EXERCISE REQUIREMENTS -
Your reply should consist of the entries, copied exactly and stripped of images.

RECORDED INFORMATION -

==========

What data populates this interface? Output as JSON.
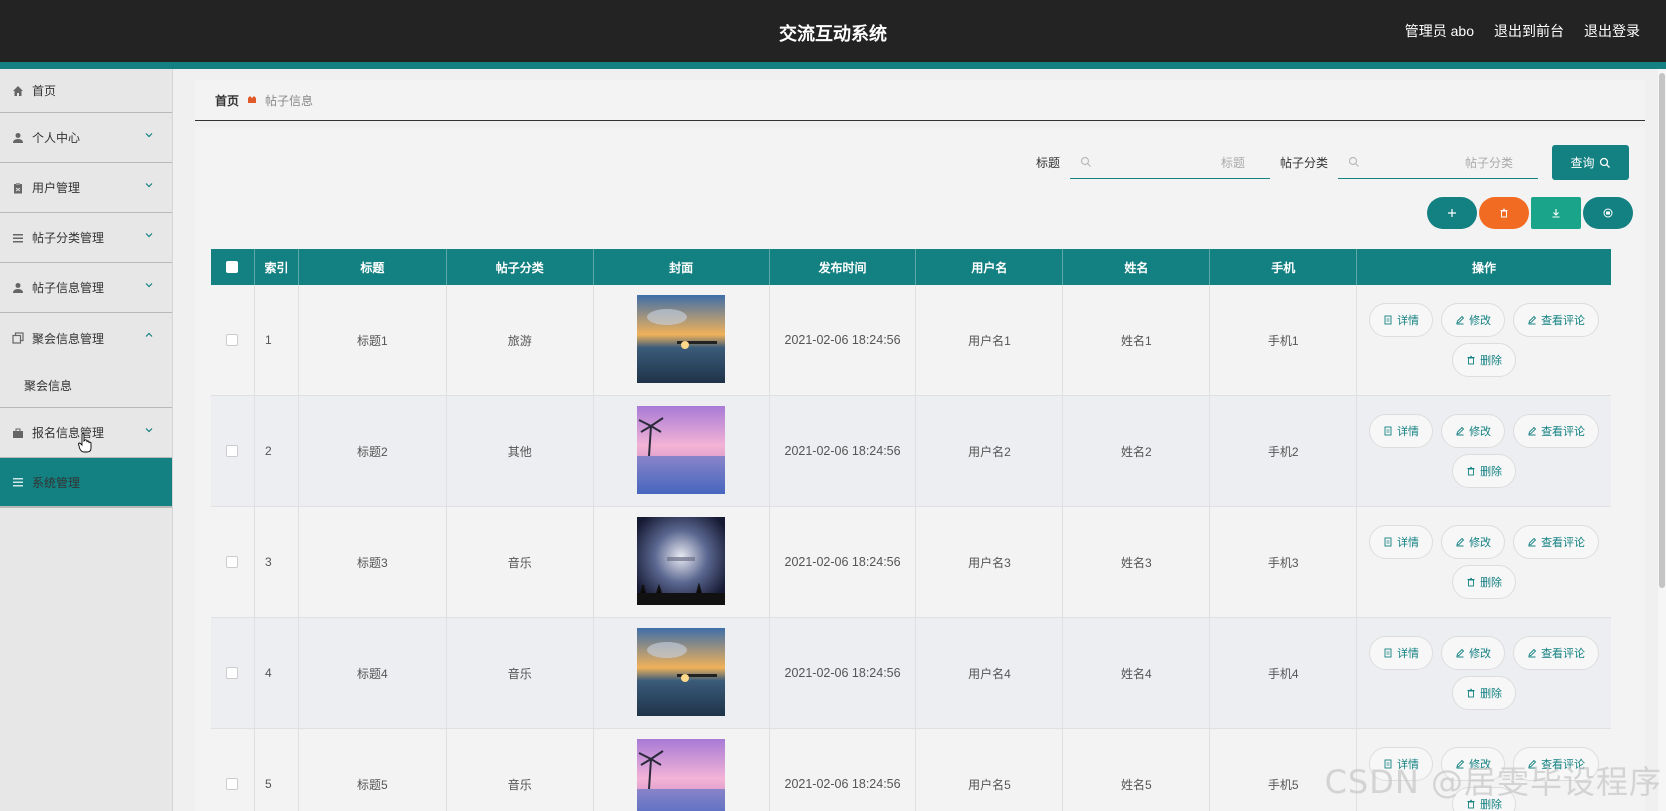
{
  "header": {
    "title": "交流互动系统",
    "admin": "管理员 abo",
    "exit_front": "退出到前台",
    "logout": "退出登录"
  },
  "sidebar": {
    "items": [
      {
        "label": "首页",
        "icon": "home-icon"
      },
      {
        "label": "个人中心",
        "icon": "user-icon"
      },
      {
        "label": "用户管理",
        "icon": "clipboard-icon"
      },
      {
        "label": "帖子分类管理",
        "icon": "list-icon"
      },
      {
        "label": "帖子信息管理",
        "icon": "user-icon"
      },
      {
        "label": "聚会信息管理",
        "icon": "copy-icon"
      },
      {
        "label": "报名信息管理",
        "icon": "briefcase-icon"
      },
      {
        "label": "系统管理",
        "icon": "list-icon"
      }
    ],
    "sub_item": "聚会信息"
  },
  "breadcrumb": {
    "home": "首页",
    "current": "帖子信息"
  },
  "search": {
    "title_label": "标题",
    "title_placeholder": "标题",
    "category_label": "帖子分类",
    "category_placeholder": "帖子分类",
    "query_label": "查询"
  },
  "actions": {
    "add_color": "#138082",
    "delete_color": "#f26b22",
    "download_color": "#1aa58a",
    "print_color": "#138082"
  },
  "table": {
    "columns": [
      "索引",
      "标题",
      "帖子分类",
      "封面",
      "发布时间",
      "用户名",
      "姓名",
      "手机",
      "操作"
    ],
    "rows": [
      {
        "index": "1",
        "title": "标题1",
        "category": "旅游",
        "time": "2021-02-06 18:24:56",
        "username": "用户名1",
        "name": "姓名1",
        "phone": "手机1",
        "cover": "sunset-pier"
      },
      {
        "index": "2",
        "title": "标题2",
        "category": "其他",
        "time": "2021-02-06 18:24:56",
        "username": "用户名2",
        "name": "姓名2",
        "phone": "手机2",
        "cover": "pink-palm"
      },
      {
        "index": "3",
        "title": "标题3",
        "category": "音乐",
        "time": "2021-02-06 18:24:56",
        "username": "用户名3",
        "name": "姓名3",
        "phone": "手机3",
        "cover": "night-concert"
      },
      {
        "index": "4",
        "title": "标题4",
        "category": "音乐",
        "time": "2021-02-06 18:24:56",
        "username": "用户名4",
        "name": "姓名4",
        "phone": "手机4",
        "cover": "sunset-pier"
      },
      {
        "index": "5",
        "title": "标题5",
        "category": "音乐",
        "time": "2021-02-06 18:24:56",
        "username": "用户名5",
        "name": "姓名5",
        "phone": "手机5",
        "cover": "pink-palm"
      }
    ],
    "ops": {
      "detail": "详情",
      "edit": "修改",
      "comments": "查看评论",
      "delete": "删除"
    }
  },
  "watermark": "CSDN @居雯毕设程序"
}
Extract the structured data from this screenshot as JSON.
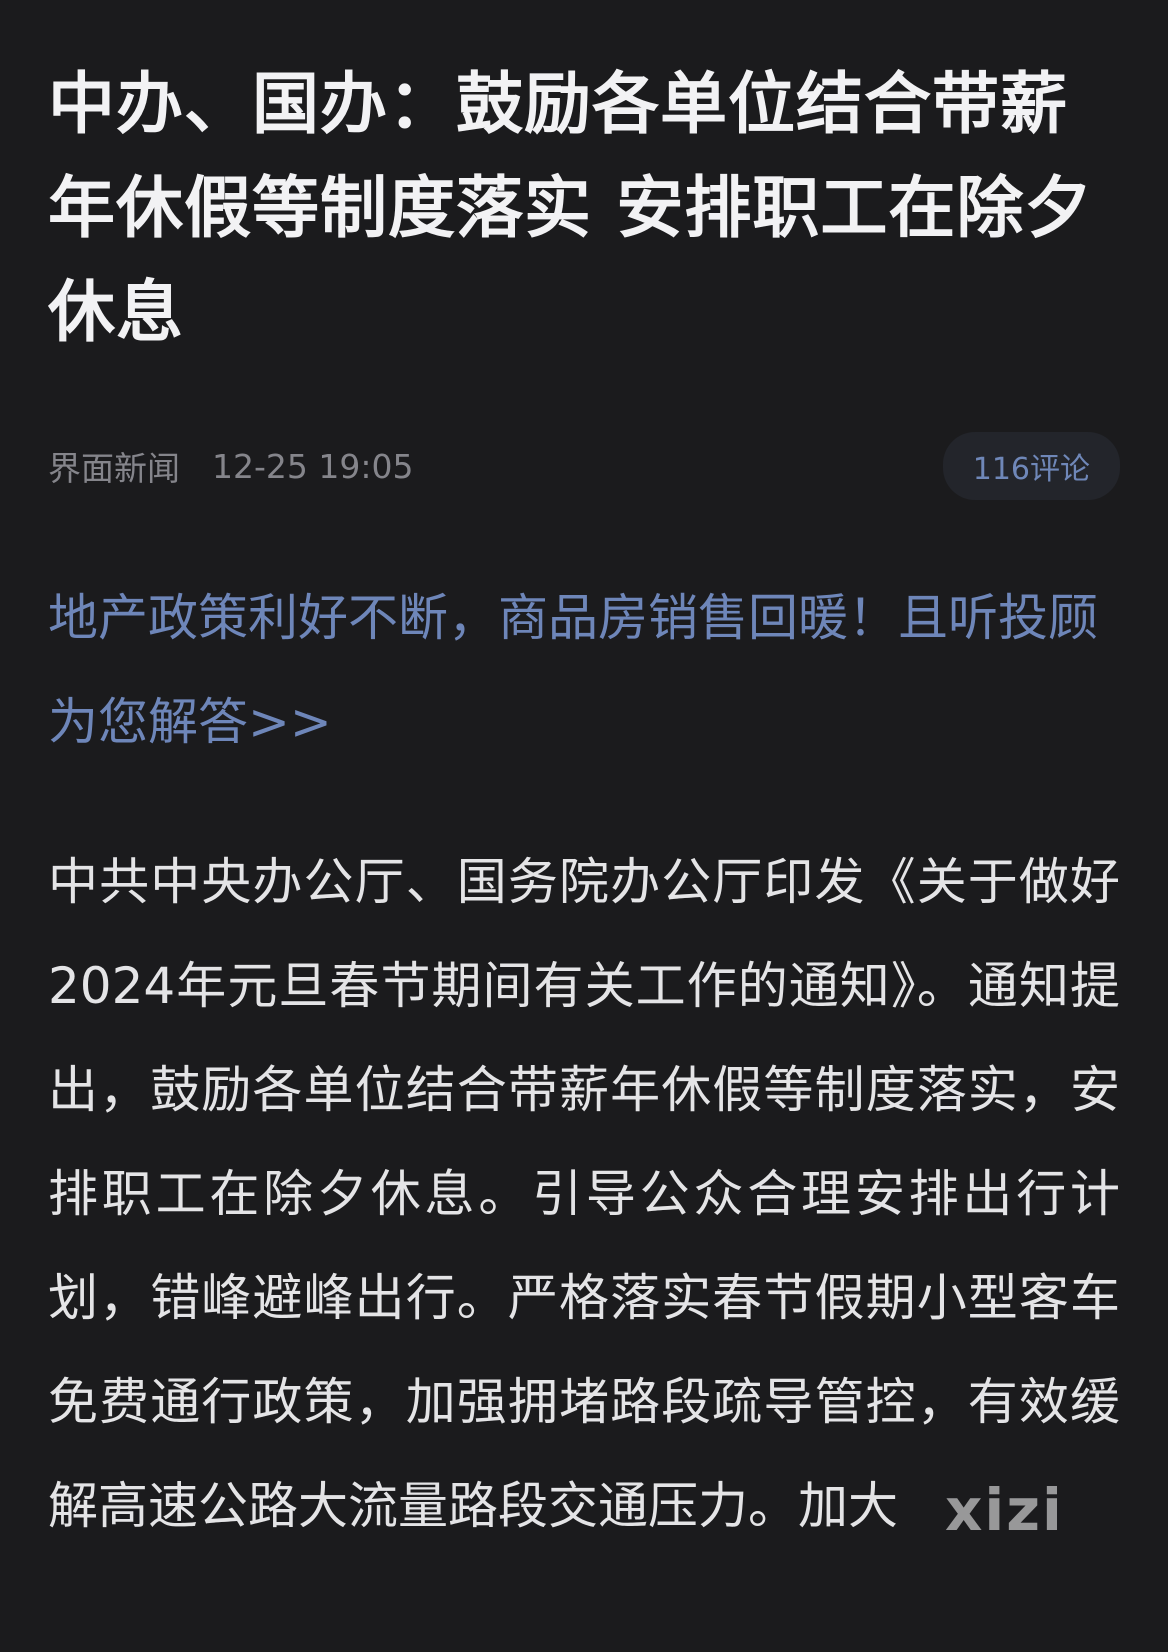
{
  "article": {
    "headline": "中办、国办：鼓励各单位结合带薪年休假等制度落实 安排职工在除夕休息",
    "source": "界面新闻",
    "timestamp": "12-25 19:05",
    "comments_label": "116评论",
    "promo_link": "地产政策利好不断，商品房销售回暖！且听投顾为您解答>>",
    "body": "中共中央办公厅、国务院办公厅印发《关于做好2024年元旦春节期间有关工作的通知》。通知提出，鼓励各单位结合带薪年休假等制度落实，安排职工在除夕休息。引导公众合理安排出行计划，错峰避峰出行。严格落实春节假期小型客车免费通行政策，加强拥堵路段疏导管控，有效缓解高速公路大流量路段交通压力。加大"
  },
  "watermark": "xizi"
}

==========

TASK OUTPUT -
What data populates this interface? Output as JSON.
{
  "header": {
    "title": "交流互动系统",
    "admin": "管理员 abo",
    "exit_front": "退出到前台",
    "logout": "退出登录"
  },
  "sidebar": {
    "items": [
      {
        "label": "首页",
        "icon": "home-icon"
      },
      {
        "label": "个人中心",
        "icon": "user-icon"
      },
      {
        "label": "用户管理",
        "icon": "clipboard-icon"
      },
      {
        "label": "帖子分类管理",
        "icon": "list-icon"
      },
      {
        "label": "帖子信息管理",
        "icon": "user-icon"
      },
      {
        "label": "聚会信息管理",
        "icon": "copy-icon"
      },
      {
        "label": "报名信息管理",
        "icon": "briefcase-icon"
      },
      {
        "label": "系统管理",
        "icon": "list-icon"
      }
    ],
    "sub_item": "聚会信息"
  },
  "breadcrumb": {
    "home": "首页",
    "current": "帖子信息"
  },
  "search": {
    "title_label": "标题",
    "title_placeholder": "标题",
    "category_label": "帖子分类",
    "category_placeholder": "帖子分类",
    "query_label": "查询"
  },
  "actions": {
    "add_color": "#138082",
    "delete_color": "#f26b22",
    "download_color": "#1aa58a",
    "print_color": "#138082"
  },
  "table": {
    "columns": [
      "索引",
      "标题",
      "帖子分类",
      "封面",
      "发布时间",
      "用户名",
      "姓名",
      "手机",
      "操作"
    ],
    "rows": [
      {
        "index": "1",
        "title": "标题1",
        "category": "旅游",
        "time": "2021-02-06 18:24:56",
        "username": "用户名1",
        "name": "姓名1",
        "phone": "手机1",
        "cover": "sunset-pier"
      },
      {
        "index": "2",
        "title": "标题2",
        "category": "其他",
        "time": "2021-02-06 18:24:56",
        "username": "用户名2",
        "name": "姓名2",
        "phone": "手机2",
        "cover": "pink-palm"
      },
      {
        "index": "3",
        "title": "标题3",
        "category": "音乐",
        "time": "2021-02-06 18:24:56",
        "username": "用户名3",
        "name": "姓名3",
        "phone": "手机3",
        "cover": "night-concert"
      },
      {
        "index": "4",
        "title": "标题4",
        "category": "音乐",
        "time": "2021-02-06 18:24:56",
        "username": "用户名4",
        "name": "姓名4",
        "phone": "手机4",
        "cover": "sunset-pier"
      },
      {
        "index": "5",
        "title": "标题5",
        "category": "音乐",
        "time": "2021-02-06 18:24:56",
        "username": "用户名5",
        "name": "姓名5",
        "phone": "手机5",
        "cover": "pink-palm"
      }
    ],
    "ops": {
      "detail": "详情",
      "edit": "修改",
      "comments": "查看评论",
      "delete": "删除"
    }
  },
  "watermark": "CSDN @居雯毕设程序"
}
Extract the structured data from this screenshot as JSON.
{
  "article": {
    "headline": "中办、国办：鼓励各单位结合带薪年休假等制度落实 安排职工在除夕休息",
    "source": "界面新闻",
    "timestamp": "12-25 19:05",
    "comments_label": "116评论",
    "promo_link": "地产政策利好不断，商品房销售回暖！且听投顾为您解答>>",
    "body": "中共中央办公厅、国务院办公厅印发《关于做好2024年元旦春节期间有关工作的通知》。通知提出，鼓励各单位结合带薪年休假等制度落实，安排职工在除夕休息。引导公众合理安排出行计划，错峰避峰出行。严格落实春节假期小型客车免费通行政策，加强拥堵路段疏导管控，有效缓解高速公路大流量路段交通压力。加大"
  },
  "watermark": "xizi"
}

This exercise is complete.